AIDS Council Presentation at Women's Health Project community eventInformation about sexual health and how to keep oneself safe and healthy at any age was provided at the Women’s Health Project event, held June 17 at Bliss Towers. Topics of discussion included risk factors for sexually transmitted infections, what is involved in getting tested, and where people can get confidential testing. The information was presented in a fun, interactive game, led by Debi Huber, prevention projects manager, and Donna Wynn, prevention intervention specialist, both with the AIDS Council of Northeastern New York.

The event was one of a series of free health events offered by the Women’s Health Project, a community-based initiative of the Center for the Elimination of Minority Health Disparities at the University at Albany.

AIDS Council of Northeastern New YorkAttendees also had the opportunity to participate in a health resource fair and learn about healthcare services offered by the AIDS Council of Northeastern New York, Columbia County Community Healthcare Consortium, Columbia Opportunities, Mental Health Association of Columbia and Greene Counties, the REACH Center, and Upper Hudson Planned Parenthood. In addition, they were able to receive free blood pressure and cholesterol screenings through the Columbia County Department of Health, and to obtain taxi vouchers from the Women’s Health Project for rides to and from Upper Hudson Planned Parenthood and Columbia Memorial Hospital for women’s health services.

To see photographs of the event, please click here.

The event was the fifth in a series of free health events offered by the Women’s Health Project, a community-based initiative of the Center for the Elimination of Minority Health Disparities at the University at Albany.

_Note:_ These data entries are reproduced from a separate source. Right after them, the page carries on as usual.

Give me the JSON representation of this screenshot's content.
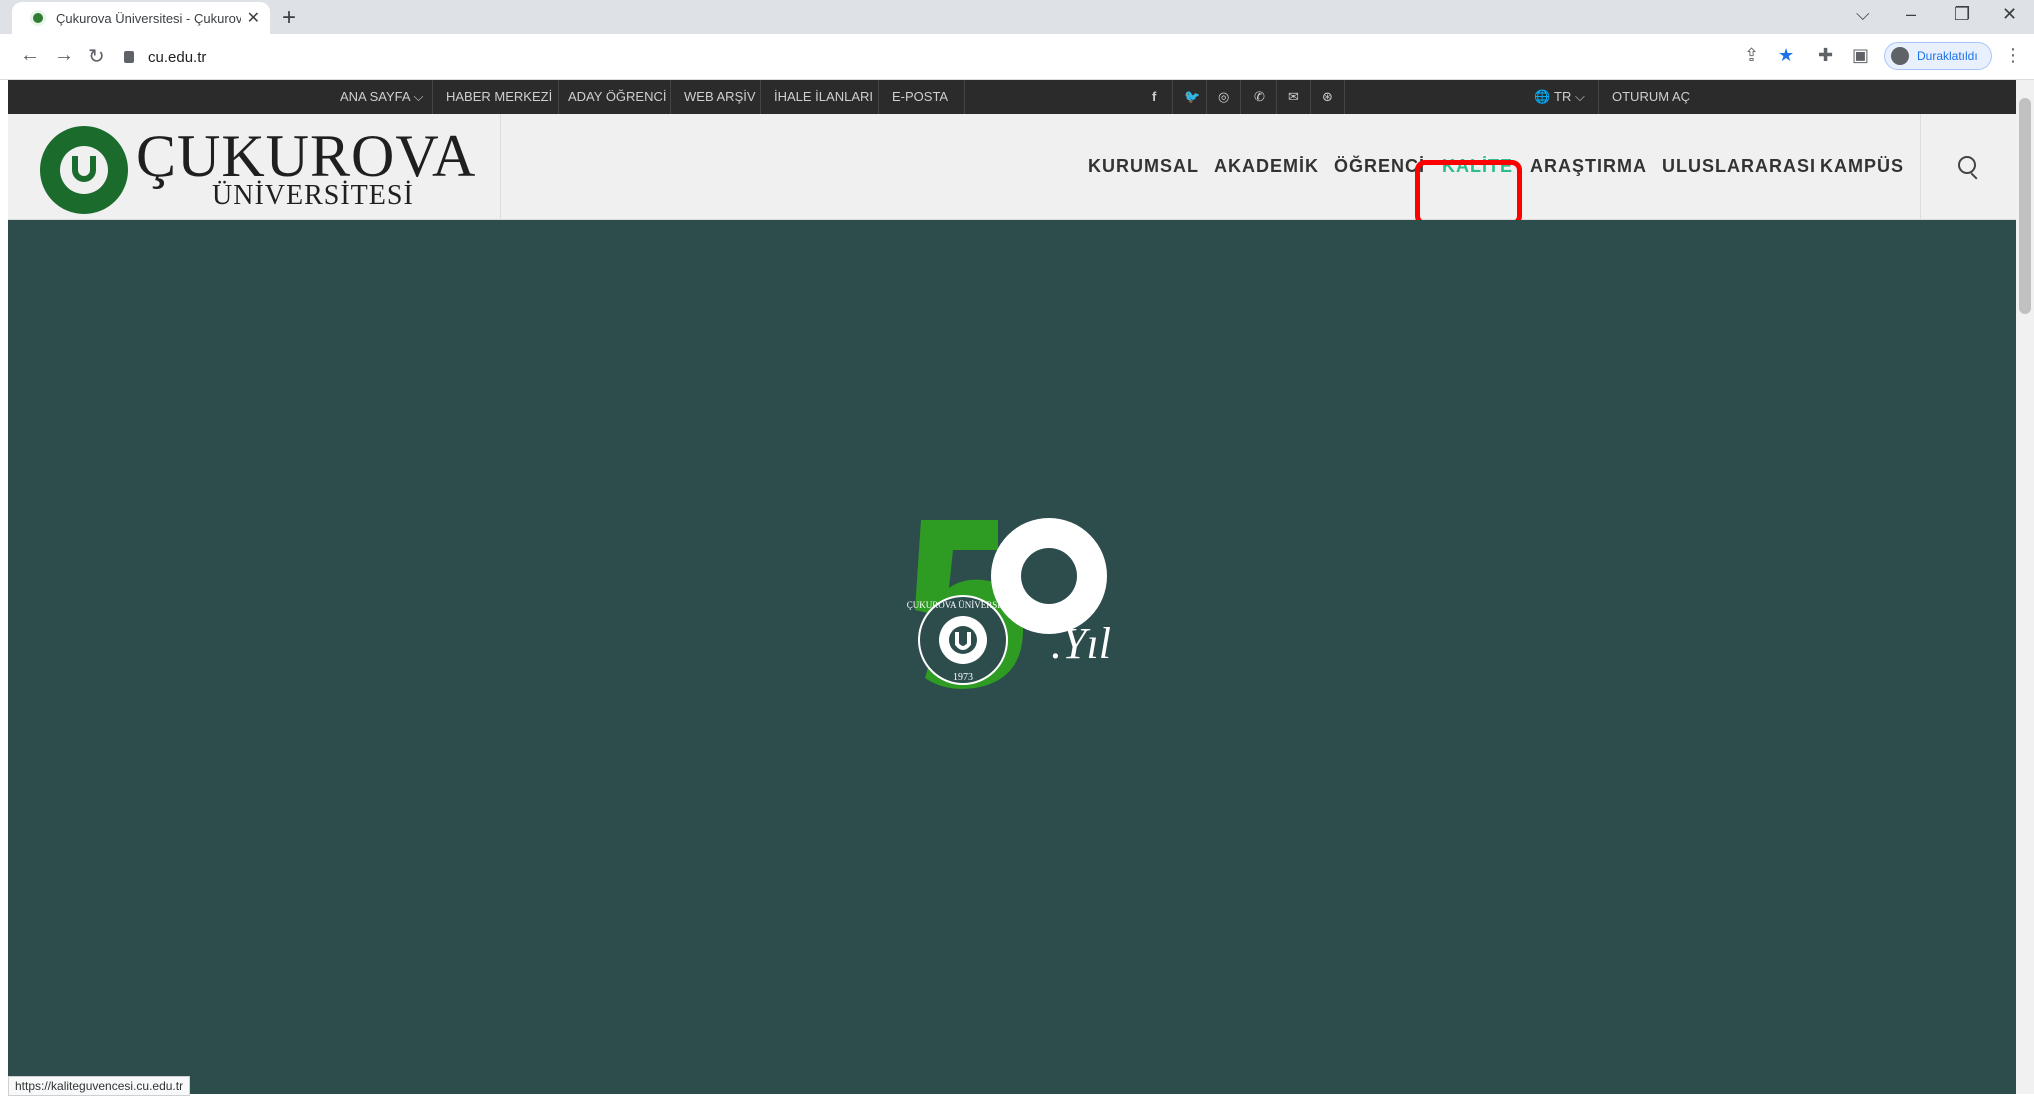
{
  "browser": {
    "tab_title": "Çukurova Üniversitesi - Çukurova",
    "tab_close": "✕",
    "new_tab": "+",
    "url": "cu.edu.tr",
    "profile_label": "Duraklatıldı",
    "window_controls": {
      "collapse": "⌵",
      "minimize": "–",
      "restore": "❐",
      "close": "✕"
    },
    "status_url": "https://kaliteguvencesi.cu.edu.tr"
  },
  "topbar": {
    "links": [
      "ANA SAYFA ⌵",
      "HABER MERKEZİ",
      "ADAY ÖĞRENCİ",
      "WEB ARŞİV",
      "İHALE İLANLARI",
      "E-POSTA"
    ],
    "social_icons": [
      "facebook-icon",
      "twitter-icon",
      "instagram-icon",
      "phone-icon",
      "mail-icon",
      "dribbble-icon"
    ],
    "social_glyphs": [
      "f",
      "🐦",
      "◎",
      "✆",
      "✉",
      "⊛"
    ],
    "language": "TR ⌵",
    "login": "OTURUM AÇ"
  },
  "header": {
    "logo_name": "ÇUKUROVA",
    "logo_sub": "ÜNİVERSİTESİ",
    "nav": [
      "KURUMSAL",
      "AKADEMİK",
      "ÖĞRENCİ",
      "KALİTE",
      "ARAŞTIRMA",
      "ULUSLARARASI",
      "KAMPÜS"
    ],
    "active_nav": "KALİTE",
    "accent_color": "#2ebd8f"
  },
  "hero": {
    "background_color": "#2d4d4d",
    "badge_number": "50",
    "badge_word": ".Yıl",
    "seal_text": "ÇUKUROVA ÜNİVERSİTESİ",
    "seal_year": "1973"
  }
}
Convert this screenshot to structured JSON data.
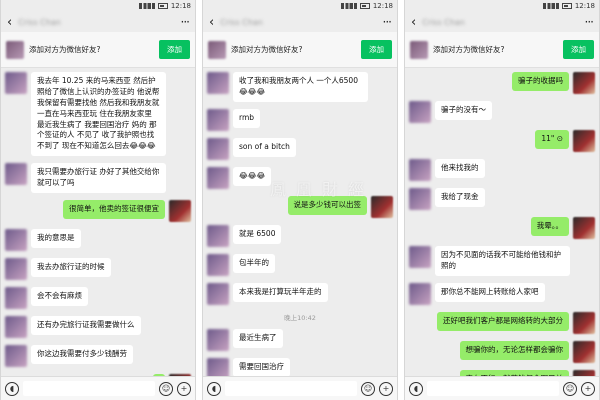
{
  "panels": [
    {
      "status": {
        "time": "12:18"
      },
      "header": {
        "contact_name": "Criss Chan",
        "back_icon": "‹",
        "more_icon": "···"
      },
      "add_friend": {
        "text": "添加对方为微信好友?",
        "button_label": "添加"
      },
      "messages": [
        {
          "side": "left",
          "text": "我去年 10.25 来的马来西亚 然后护照给了微信上认识的办签证的 他说帮我保留有需要找他 然后我和我朋友就一直在马来西亚玩 住在我朋友家里 最近我生病了 我要回国治疗 妈的 那个签证的人 不见了 收了我护照也找不到了 现在不知道怎么回去😂😂😂"
        },
        {
          "side": "left",
          "text": "我只需要办旅行证 办好了其他交给你就可以了吗"
        },
        {
          "side": "right",
          "text": "很简单，他卖的签证很便宜"
        },
        {
          "side": "left",
          "text": "我的意思是"
        },
        {
          "side": "left",
          "text": "我去办旅行证的时候"
        },
        {
          "side": "left",
          "text": "会不会有麻烦"
        },
        {
          "side": "left",
          "text": "还有办完旅行证我需要做什么"
        },
        {
          "side": "left",
          "text": "你这边我需要付多少钱酬劳"
        },
        {
          "side": "right",
          "text": "",
          "partial": true
        }
      ],
      "time_label": ""
    },
    {
      "status": {
        "time": "12:18"
      },
      "header": {
        "contact_name": "Criss Chan",
        "back_icon": "‹",
        "more_icon": "···"
      },
      "add_friend": {
        "text": "添加对方为微信好友?",
        "button_label": "添加"
      },
      "messages": [
        {
          "side": "left",
          "text": "收了我和我朋友两个人 一个人6500😂😂😂"
        },
        {
          "side": "left",
          "text": "rmb"
        },
        {
          "side": "left",
          "text": "son of a bitch"
        },
        {
          "side": "left",
          "text": "😂😂😂"
        },
        {
          "side": "right",
          "text": "说是多少钱可以出签"
        },
        {
          "side": "left",
          "text": "就是 6500"
        },
        {
          "side": "left",
          "text": "包半年的"
        },
        {
          "side": "left",
          "text": "本来我是打算玩半年走的"
        },
        {
          "side": "time",
          "text": "晚上10:42"
        },
        {
          "side": "left",
          "text": "最近生病了"
        },
        {
          "side": "left",
          "text": "需要回国治疗"
        },
        {
          "side": "left",
          "text": "然后找那个人要护照"
        }
      ]
    },
    {
      "status": {
        "time": "12:18"
      },
      "header": {
        "contact_name": "Criss Chan",
        "back_icon": "‹",
        "more_icon": "···"
      },
      "add_friend": {
        "text": "添加对方为微信好友?",
        "button_label": "添加"
      },
      "messages": [
        {
          "side": "right",
          "text": "骗子的收据吗"
        },
        {
          "side": "left",
          "text": "骗子的没有～"
        },
        {
          "side": "right",
          "text": "11\" ⊙"
        },
        {
          "side": "left",
          "text": "他来找我的"
        },
        {
          "side": "left",
          "text": "我给了现金"
        },
        {
          "side": "right",
          "text": "我晕。。"
        },
        {
          "side": "left",
          "text": "因为不见面的话我不可能给他钱和护照的"
        },
        {
          "side": "left",
          "text": "那你总不能网上转账给人家吧"
        },
        {
          "side": "right",
          "text": "还好吧我们客户都是网络转的大部分"
        },
        {
          "side": "right",
          "text": "想骗你的，无论怎样都会骗你"
        },
        {
          "side": "right",
          "text": "实在不行，就花钱保命啊兄弟"
        }
      ]
    }
  ],
  "watermark": "鳳凰財經"
}
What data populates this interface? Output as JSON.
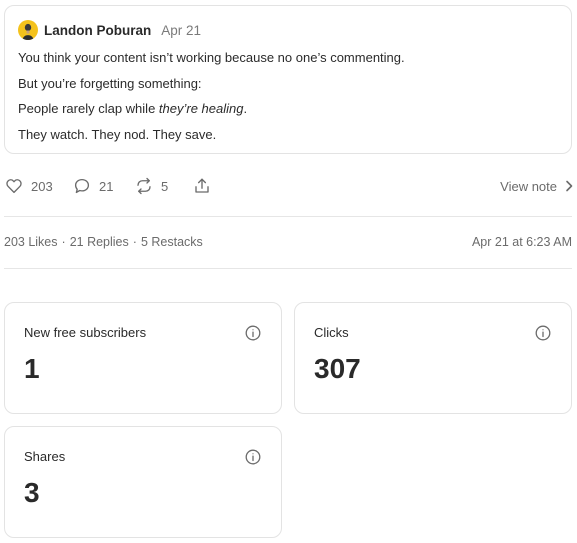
{
  "note": {
    "author": "Landon Poburan",
    "date": "Apr 21",
    "lines": [
      "You think your content isn’t working because no one’s commenting.",
      "But you’re forgetting something:"
    ],
    "line3_prefix": "People rarely clap while ",
    "line3_emphasis": "they’re healing",
    "line3_suffix": ".",
    "line4": "They watch. They nod. They save."
  },
  "actions": {
    "likes": "203",
    "replies": "21",
    "restacks": "5",
    "view_note": "View note",
    "icons": [
      "heart-icon",
      "comment-icon",
      "restack-icon",
      "share-icon",
      "chevron-right-icon"
    ]
  },
  "stats": {
    "likes": "203 Likes",
    "replies": "21 Replies",
    "restacks": "5 Restacks",
    "separator": "·",
    "timestamp": "Apr 21 at 6:23 AM"
  },
  "metrics": [
    {
      "label": "New free subscribers",
      "value": "1"
    },
    {
      "label": "Clicks",
      "value": "307"
    },
    {
      "label": "Shares",
      "value": "3"
    }
  ],
  "colors": {
    "avatar_bg": "#f4c21c",
    "muted_text": "#6b6b6b",
    "border": "#e3e3e3"
  }
}
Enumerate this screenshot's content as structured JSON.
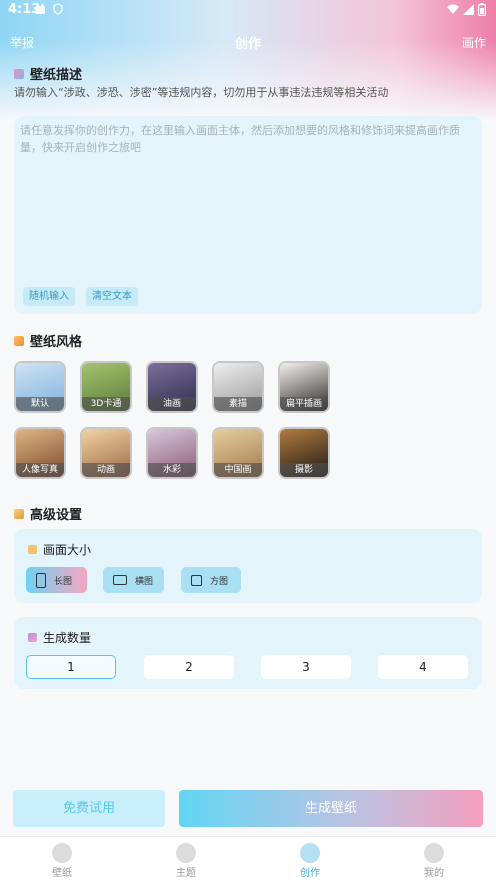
{
  "status_bar": {
    "time": "4:13"
  },
  "navbar": {
    "left": "举报",
    "title": "创作",
    "right": "画作"
  },
  "description": {
    "title": "壁纸描述",
    "warning": "请勿输入“涉政、涉恐、涉密”等违规内容，切勿用于从事违法违规等相关活动",
    "placeholder": "请任意发挥你的创作力，在这里输入画面主体，然后添加想要的风格和修饰词来提高画作质量，快来开启创作之旅吧",
    "chips": [
      "随机输入",
      "清空文本"
    ]
  },
  "styles": {
    "title": "壁纸风格",
    "items": [
      {
        "label": "默认",
        "colors": [
          "#cfe3f5",
          "#7fb1dd"
        ]
      },
      {
        "label": "3D卡通",
        "colors": [
          "#a5c36f",
          "#5b7c3a"
        ]
      },
      {
        "label": "油画",
        "colors": [
          "#7b6f9e",
          "#2e2d4b"
        ]
      },
      {
        "label": "素描",
        "colors": [
          "#eeeeee",
          "#9a9a9a"
        ]
      },
      {
        "label": "扁平插画",
        "colors": [
          "#f4f0ea",
          "#2b2b2b"
        ]
      },
      {
        "label": "人像写真",
        "colors": [
          "#e0b583",
          "#7a4a2e"
        ]
      },
      {
        "label": "动画",
        "colors": [
          "#f2d3a3",
          "#9b6a46"
        ]
      },
      {
        "label": "水彩",
        "colors": [
          "#d9c7de",
          "#8a5b6e"
        ]
      },
      {
        "label": "中国画",
        "colors": [
          "#e6cf9e",
          "#a2794a"
        ]
      },
      {
        "label": "摄影",
        "colors": [
          "#b37b3f",
          "#1d1a17"
        ]
      }
    ]
  },
  "advanced": {
    "title": "高级设置",
    "size": {
      "title": "画面大小",
      "options": [
        "长图",
        "横图",
        "方图"
      ],
      "selected": "长图"
    },
    "count": {
      "title": "生成数量",
      "options": [
        "1",
        "2",
        "3",
        "4"
      ],
      "selected": "1"
    }
  },
  "actions": {
    "free_trial": "免费试用",
    "generate": "生成壁纸"
  },
  "tabbar": {
    "items": [
      "壁纸",
      "主题",
      "创作",
      "我的"
    ],
    "active": "创作"
  },
  "colors": {
    "accent": "#3aa9d6",
    "card_bg": "#e3f4fa",
    "gradient_pink": "#f59fbd",
    "gradient_blue": "#61d5f3"
  }
}
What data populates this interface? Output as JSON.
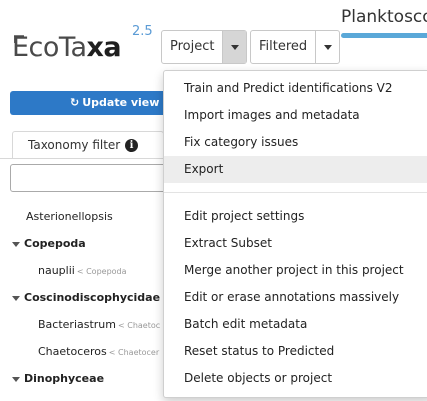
{
  "app": {
    "logo_text_thin": "EcoTa",
    "logo_text_bold": "xa",
    "version": "2.5"
  },
  "header": {
    "project_title": "Planktosco",
    "project_dropdown_label": "Project",
    "filtered_dropdown_label": "Filtered"
  },
  "left_panel": {
    "update_button_label": "Update view &",
    "taxonomy_tab_label": "Taxonomy filter",
    "filter_input_value": "",
    "taxa": [
      {
        "name": "Asterionellopsis",
        "parent": "",
        "kind": "leaf"
      },
      {
        "name": "Copepoda",
        "parent": "",
        "kind": "group"
      },
      {
        "name": "nauplii",
        "parent": "< Copepoda",
        "kind": "child"
      },
      {
        "name": "Coscinodiscophycidae",
        "parent": "",
        "kind": "group"
      },
      {
        "name": "Bacteriastrum",
        "parent": "< Chaetoc",
        "kind": "child"
      },
      {
        "name": "Chaetoceros",
        "parent": "< Chaetocer",
        "kind": "child"
      },
      {
        "name": "Dinophyceae",
        "parent": "",
        "kind": "group"
      }
    ]
  },
  "project_menu": {
    "group1": [
      "Train and Predict identifications V2",
      "Import images and metadata",
      "Fix category issues",
      "Export"
    ],
    "group2": [
      "Edit project settings",
      "Extract Subset",
      "Merge another project in this project",
      "Edit or erase annotations massively",
      "Batch edit metadata",
      "Reset status to Predicted",
      "Delete objects or project"
    ],
    "highlighted_item": "Export"
  },
  "colors": {
    "accent": "#2d79c7",
    "version_blue": "#5b9bd5",
    "title_underline": "#5aa8d8"
  },
  "icons": {
    "update_button": "sync-icon",
    "taxonomy_tab": "info-circle-icon",
    "tree_toggle": "caret-down-icon"
  }
}
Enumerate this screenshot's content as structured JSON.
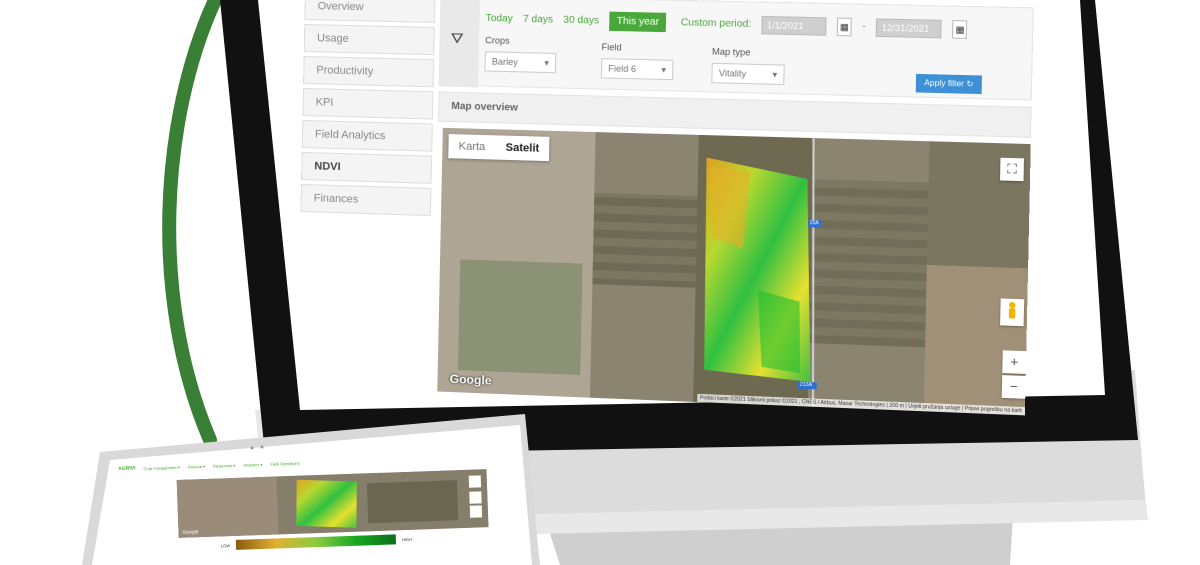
{
  "sidebar": {
    "items": [
      {
        "label": "Overview"
      },
      {
        "label": "Usage"
      },
      {
        "label": "Productivity"
      },
      {
        "label": "KPI"
      },
      {
        "label": "Field Analytics"
      },
      {
        "label": "NDVI"
      },
      {
        "label": "Finances"
      }
    ],
    "active": "NDVI"
  },
  "filters": {
    "periods": [
      {
        "label": "Today"
      },
      {
        "label": "7 days"
      },
      {
        "label": "30 days"
      },
      {
        "label": "This year"
      }
    ],
    "active_period": "This year",
    "custom_label": "Custom period:",
    "date_from": "1/1/2021",
    "date_to": "12/31/2021",
    "crops_label": "Crops",
    "crops_value": "Barley",
    "field_label": "Field",
    "field_value": "Field 6",
    "maptype_label": "Map type",
    "maptype_value": "Vitality",
    "apply_label": "Apply filter"
  },
  "map": {
    "section_title": "Map overview",
    "tabs": [
      "Karta",
      "Satelit"
    ],
    "active_tab": "Satelit",
    "road_label_1": "15A",
    "road_label_2": "213A",
    "google_label": "Google",
    "attribution": "Podaci karte ©2021 Slikovni prikaz ©2021 , CNES / Airbus, Maxar Technologies | 200 m | Uvjeti pružanja usluge | Prijavi pogrešku na karti"
  },
  "laptop": {
    "logo": "AGRIVI",
    "nav": [
      "Crop management ▾",
      "Finance ▾",
      "Resources ▾",
      "Analytics ▾",
      "Field Operations"
    ],
    "google_label": "Google",
    "legend_low": "LOW",
    "legend_high": "HIGH"
  },
  "colors": {
    "brand_green": "#4aa83b",
    "apply_blue": "#3d8fd6",
    "arrow_green": "#3a7f36"
  }
}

This project is supported by the National Institute for Minority Health and Health Disparities, National Institutes of Health (grant number P20MD003373). All content is solely the responsibility of the authors and does not necessarily represent the official views of the National Institute for Minority Health and Health Disparities or the National Institutes of Health.